The tax appeal of diesel under the new emissions-based benefit-in-kind system is clear to see, but Volkswagen still senses a residual hostility to diesel among company car drivers who have not driven a turbodiesel for a decade or more.
So Volkswagen is likely to move away from the traditional fuel economy messages that have characterised diesel marketing in the past, and instead will focus on the driving pleasures of the fuel.
This is a difficult task to do on paper, however, given that traditional marketing messages focus on 0-60mph times and top speeds, rather than torque (variously described as pulling power, shove or sheer 'oomph').
However, it is torque that makes the difference to mid-range acceleration - in the key overtaking range - that delivers driving enjoyment.
Paul Willis, director of Volkswagen UK, said: 'The torque curve of diesel is far superior to an equivalent petrol engine.'
He claims diesel is 'the fuel of the future', at least until hydrogen technology takes hold, and believes Volkswagen can carve a niche for itself as the 'sporty diesel manufacturer.'
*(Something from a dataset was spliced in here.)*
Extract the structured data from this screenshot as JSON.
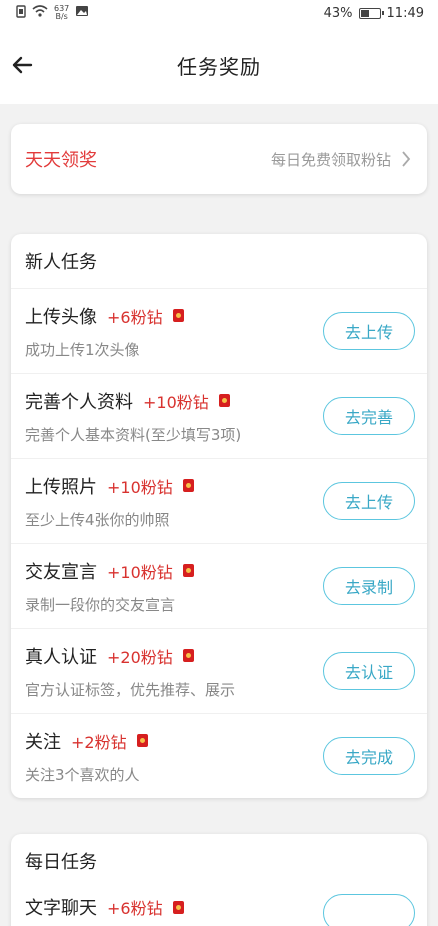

'We have a real chance of owning diesel sport in the mass market. Our PD technology is different - with PD engines operating at 30% higher pressure than common rail engines', he said